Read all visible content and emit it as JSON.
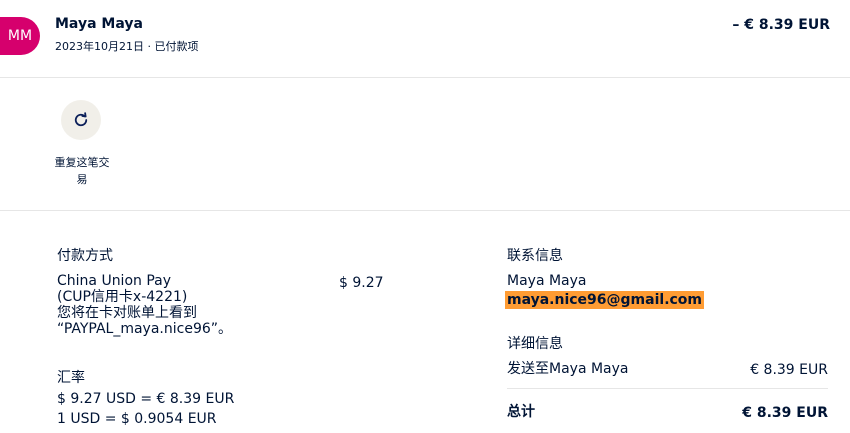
{
  "header": {
    "avatar_initials": "MM",
    "avatar_color": "#d6006d",
    "payee_name": "Maya Maya",
    "meta": "2023年10月21日 · 已付款项",
    "amount": "– € 8.39 EUR"
  },
  "actions": {
    "repeat_icon": "refresh-icon",
    "repeat_label": "重复这笔交易"
  },
  "payment": {
    "title": "付款方式",
    "method_line1": "China Union Pay",
    "method_line2": "(CUP信用卡x-4221)",
    "method_line3": "您将在卡对账单上看到",
    "method_line4": "“PAYPAL_maya.nice96”。",
    "amount": "$ 9.27"
  },
  "exchange": {
    "title": "汇率",
    "line1": "$ 9.27 USD = € 8.39 EUR",
    "line2": "1 USD = $ 0.9054 EUR"
  },
  "contact": {
    "title": "联系信息",
    "name": "Maya Maya",
    "email": "maya.nice96@gmail.com"
  },
  "details": {
    "title": "详细信息",
    "sent_to": "发送至Maya Maya",
    "sent_amount": "€ 8.39 EUR",
    "total_label": "总计",
    "total_amount": "€ 8.39 EUR"
  }
}
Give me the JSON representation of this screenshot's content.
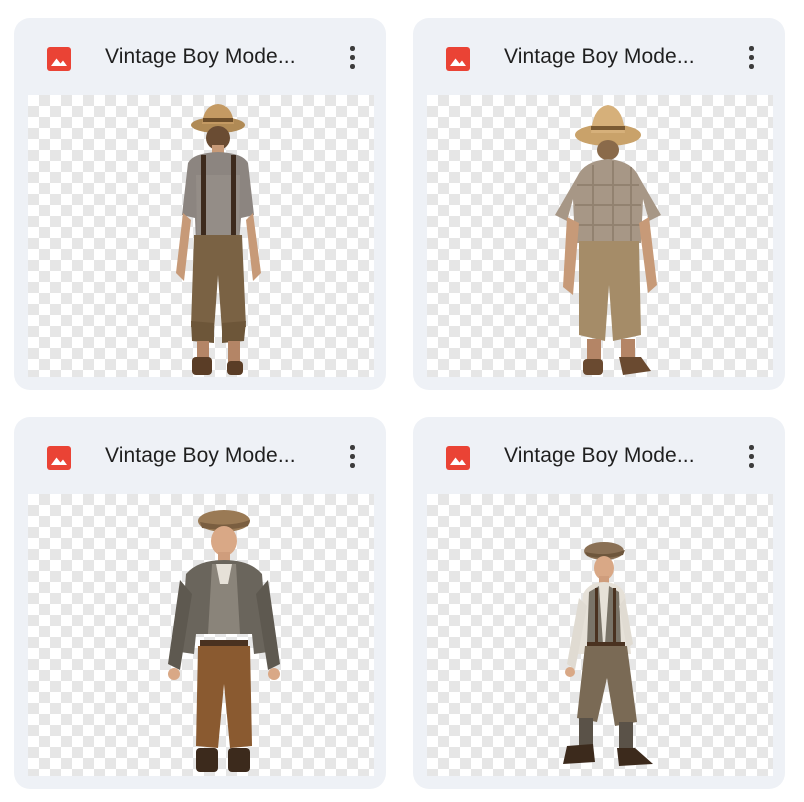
{
  "files": [
    {
      "title": "Vintage Boy Mode...",
      "icon": "image-file-icon",
      "menu_icon": "more-vert-icon",
      "figure": "boy-back-view-hat-suspenders"
    },
    {
      "title": "Vintage Boy Mode...",
      "icon": "image-file-icon",
      "menu_icon": "more-vert-icon",
      "figure": "boy-back-view-straw-hat-plaid"
    },
    {
      "title": "Vintage Boy Mode...",
      "icon": "image-file-icon",
      "menu_icon": "more-vert-icon",
      "figure": "boy-front-view-flat-cap-jacket"
    },
    {
      "title": "Vintage Boy Mode...",
      "icon": "image-file-icon",
      "menu_icon": "more-vert-icon",
      "figure": "boy-walking-flat-cap-vest"
    }
  ],
  "colors": {
    "card_background": "#eef1f6",
    "image_icon_red": "#ea4335",
    "title_text": "#1f1f1f"
  }
}
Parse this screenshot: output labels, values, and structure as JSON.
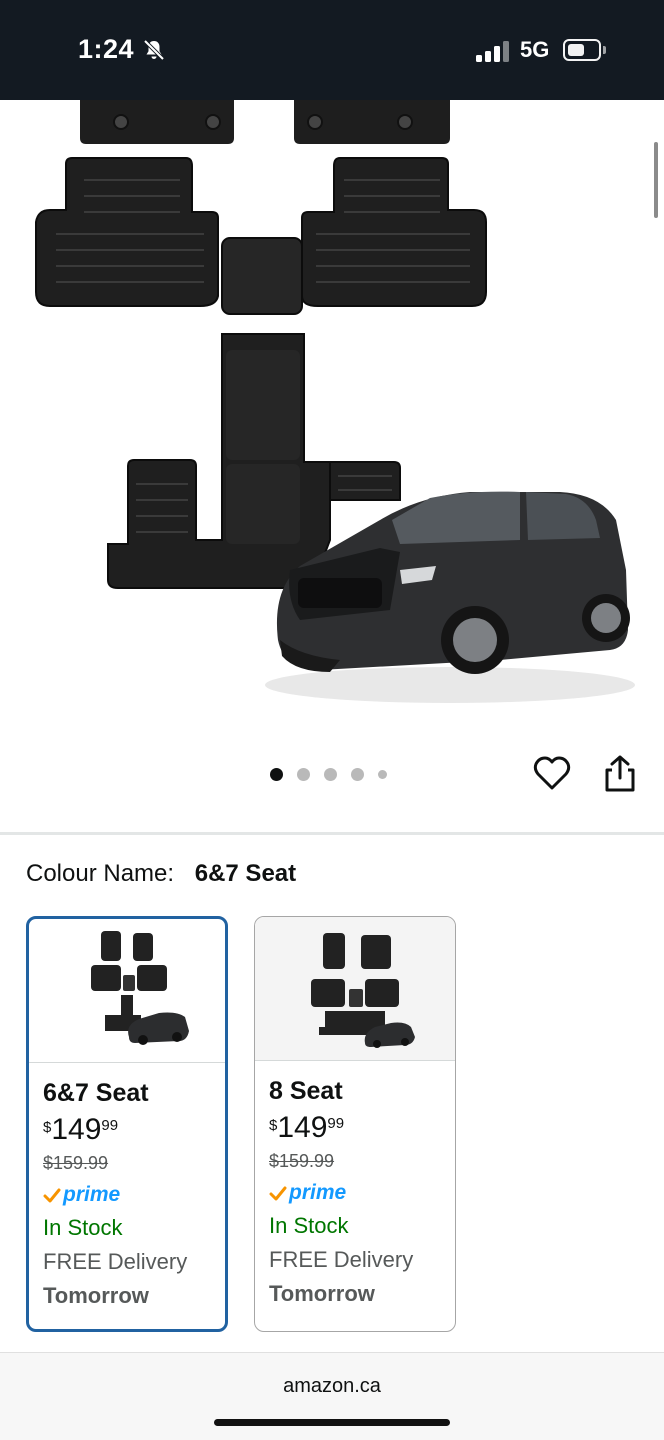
{
  "status_bar": {
    "time": "1:24",
    "network": "5G",
    "icons": [
      "bell-slash-icon",
      "signal-icon",
      "battery-icon"
    ]
  },
  "product": {
    "image_alt_icons": [
      "floor-mat-set-image",
      "suv-car-image"
    ],
    "carousel": {
      "count": 5,
      "active_index": 0
    }
  },
  "actions": {
    "wishlist_icon": "heart-icon",
    "share_icon": "share-icon"
  },
  "colour": {
    "label": "Colour Name:",
    "value": "6&7 Seat"
  },
  "variants": [
    {
      "name": "6&7 Seat",
      "currency": "$",
      "price_whole": "149",
      "price_fraction": "99",
      "list_price": "$159.99",
      "prime": "prime",
      "stock": "In Stock",
      "delivery": "FREE Delivery",
      "delivery_day": "Tomorrow",
      "selected": true
    },
    {
      "name": "8 Seat",
      "currency": "$",
      "price_whole": "149",
      "price_fraction": "99",
      "list_price": "$159.99",
      "prime": "prime",
      "stock": "In Stock",
      "delivery": "FREE Delivery",
      "delivery_day": "Tomorrow",
      "selected": false
    }
  ],
  "browser": {
    "domain": "amazon.ca"
  },
  "colors": {
    "accent_selected": "#2162a1",
    "in_stock": "#007600",
    "prime_blue": "#1399ff",
    "prime_check": "#f79400"
  }
}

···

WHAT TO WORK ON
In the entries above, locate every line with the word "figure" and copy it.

RESULT OF THIS TASK
      "figure": "boy-back-view-hat-suspenders"
      "figure": "boy-back-view-straw-hat-plaid"
      "figure": "boy-front-view-flat-cap-jacket"
      "figure": "boy-walking-flat-cap-vest"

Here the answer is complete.